Preliminary results from the SOD1 Activity assay revealed that the activity of SOD1 was increased in the 293 cells that were expressing K123Q SOD1. Remember that this mimics the acetylated version of SOD1. Data was obtained through an activity assay specifically designed to correlate SOD1 activity with absorbance. From the absorbance values obtained, the activity was ascertained and adjusted for loading.
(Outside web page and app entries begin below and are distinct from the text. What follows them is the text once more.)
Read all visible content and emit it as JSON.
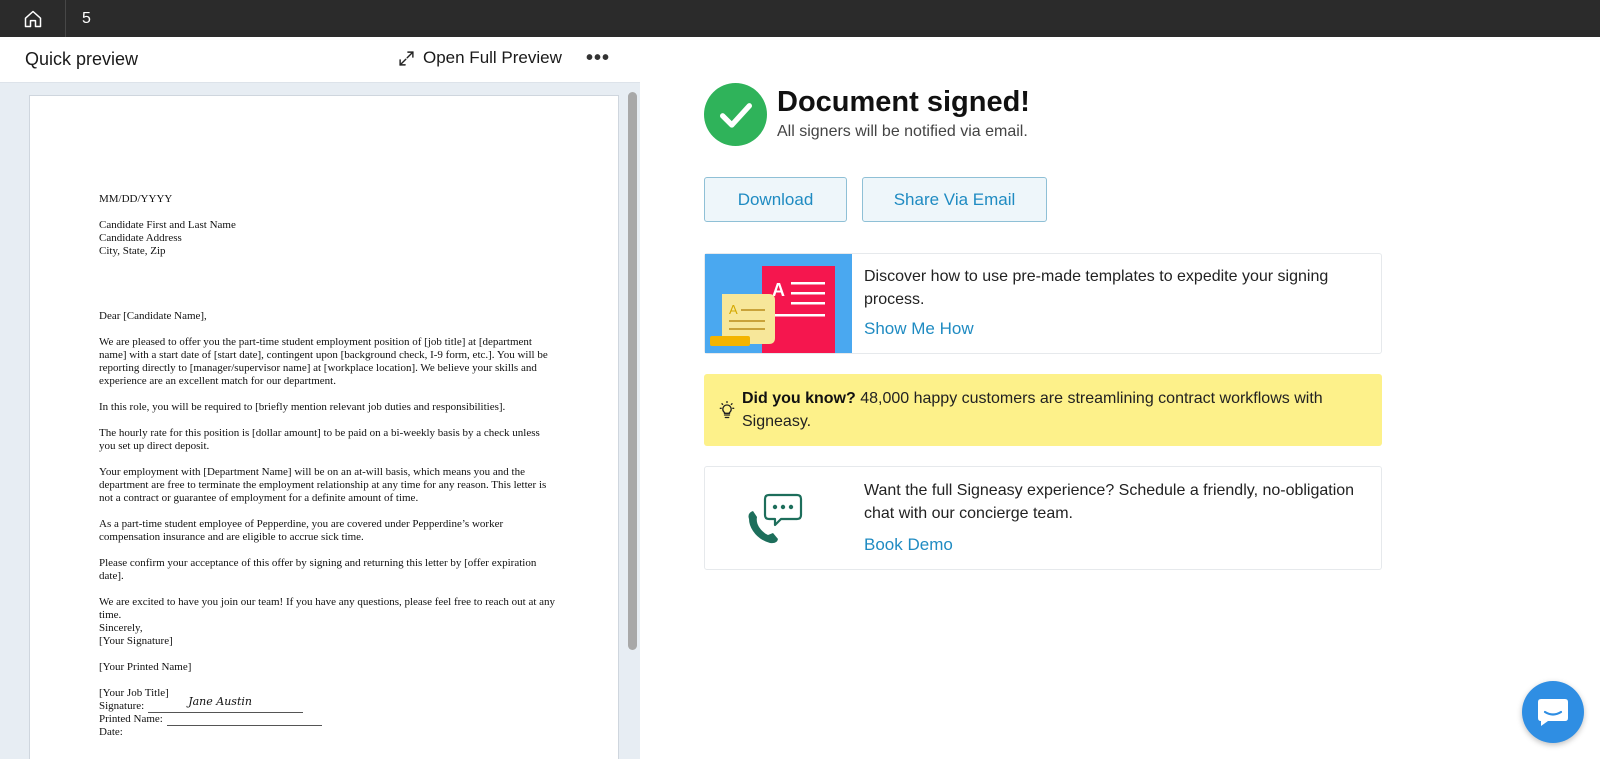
{
  "topbar": {
    "home_icon": "home-icon",
    "tab_count": "5"
  },
  "preview": {
    "title": "Quick preview",
    "open_full_label": "Open Full Preview",
    "more_label": "•••",
    "document": {
      "date": "MM/DD/YYYY",
      "address_lines": [
        "Candidate First and Last Name",
        "Candidate Address",
        "City, State, Zip"
      ],
      "salutation": "Dear [Candidate Name],",
      "paragraphs": [
        "We are pleased to offer you the part-time student employment position of [job title] at [department name] with a start date of [start date], contingent upon [background check, I-9 form, etc.]. You will be reporting directly to [manager/supervisor name] at [workplace location]. We believe your skills and experience are an excellent match for our department.",
        "In this role, you will be required to [briefly mention relevant job duties and responsibilities].",
        "The hourly rate for this position is [dollar amount] to be paid on a bi-weekly basis by a check unless you set up direct deposit.",
        "Your employment with [Department Name] will be on an at-will basis, which means you and the department are free to terminate the employment relationship at any time for any reason. This letter is not a contract or guarantee of employment for a definite amount of time.",
        "As a part-time student employee of Pepperdine, you are covered under Pepperdine’s worker compensation insurance and are eligible to accrue sick time.",
        "Please confirm your acceptance of this offer by signing and returning this letter by [offer expiration date]."
      ],
      "closing_lines": [
        "We are excited to have you join our team! If you have any questions, please feel free to reach out at any time.",
        "Sincerely,",
        "[Your Signature]"
      ],
      "printed_name": "[Your Printed Name]",
      "job_title": "[Your Job Title]",
      "signature_label": "Signature:",
      "signature_script": "Jane Austin",
      "printed_name_label": "Printed Name:",
      "date_label": "Date:"
    }
  },
  "status": {
    "title": "Document signed!",
    "subtitle": "All signers will be notified via email."
  },
  "actions": {
    "download_label": "Download",
    "share_label": "Share Via Email"
  },
  "templates_card": {
    "text": "Discover how to use pre-made templates to expedite your signing process.",
    "link": "Show Me How"
  },
  "did_you_know": {
    "heading": "Did you know?",
    "text": " 48,000 happy customers are streamlining contract workflows with Signeasy."
  },
  "demo_card": {
    "text": "Want the full Signeasy experience? Schedule a friendly, no-obligation chat with our concierge team.",
    "link": "Book Demo"
  },
  "colors": {
    "accent": "#1f8bc2",
    "success": "#2fb35a",
    "highlight": "#fdf18a",
    "topbar": "#2b2b2b",
    "chat": "#2f8ee3"
  }
}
Results from the Western Blot clearly indicated that under hypoxic conditions, acetylation of wild-type SOD1 was increased by the 293 cancer cells. This increase in acetylation reveals how the cells are responding to hypoxic conditions, which as discussed earlier, mimics the internal parts of the tumor that have inadequate blood flow and access to resources, such as glucose.
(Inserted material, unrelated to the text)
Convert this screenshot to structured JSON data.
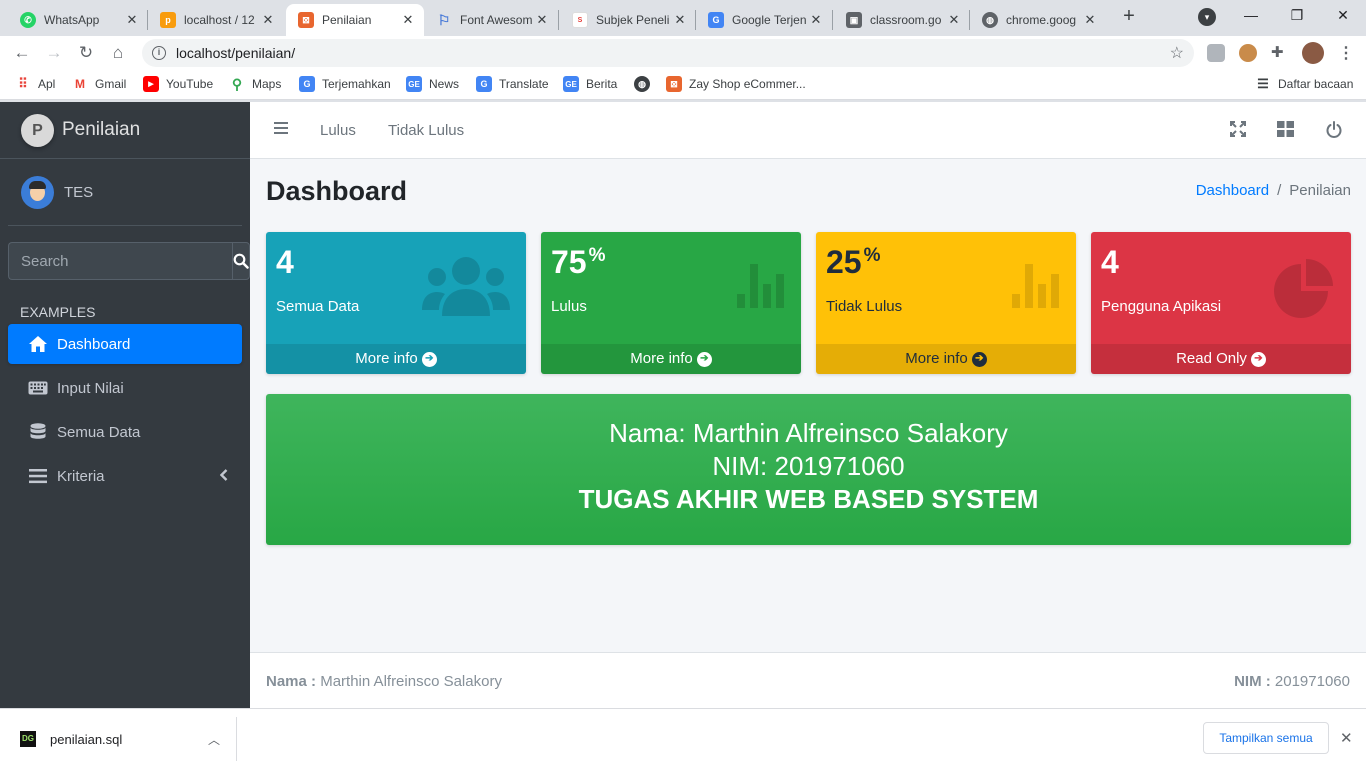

One of the ways that hypoxic conditions affect cells is by increasing the abundance of oxidative stress. As such, a tumor cell’s ability to increase acetylation should, as indicated by the preliminary results from the SOD1 activity assy, should allow it to remove harmful free radicals and allow the tumor cell a greater chance of survival. In conclusion, more repeats of the SOD1 activity assay need to be conducted to determine if the difference between wt SOD1 and K123Q SOD1 is reproducible. Additional experiments with the K123R SOD1 mutant will further add to our understanding of how the deacetylated version of SOD1 functions in the cell. Due to these exciting findings, we will continue to pursue SOD1 in order to learn more about the effects of acetylation as a post-translational process.
- Brown NS, Bicknell R. (2001) Hypoxia and oxidative stress in breast cancer. Oxidative Stress: its effects on the growth, metastatic potential and response to therapy of breast cancer. Breast Cancer Res. 3(5):323-‐7.
- Morita-‐Fujimura Y, Fujimura M, Yoshimoto T, Chan PH. (2001) Superoxide during reperfusion contributes to caspase-‐8 expression and apoptosis after transient focal stroke. Stroke. 32(10):2356-‐61.
- Somwar R, Erdjument-‐Bromage H, Larsson E, Shum D, Lockwood WW, Yang G, Sander C, Ouerfelli O, Tempst PJ, Djaballah H, Varmus HE. 2011. Superoxide dismutase 1 (SOD1) is a target for a small molecule identified in a screen for inhibitors of the growth of lung adenocarcinoma cell lines. Proc Natl Acad Sci U S A. 108(39):16375-‐80. Epub.
- Andersen JL, Thompson JW, Lindblom KR, Johnson ES, Yang CS, Lilley LR, Freel CD, Moseley MA, Kornbluth S. (2011) A biotin switch-‐based proteomics approach identifies 14-‐3-‐3ζ as a target of Sirt1 in the metabolic regulation of caspase-‐2. Mol Cell. 43(5):834-‐42.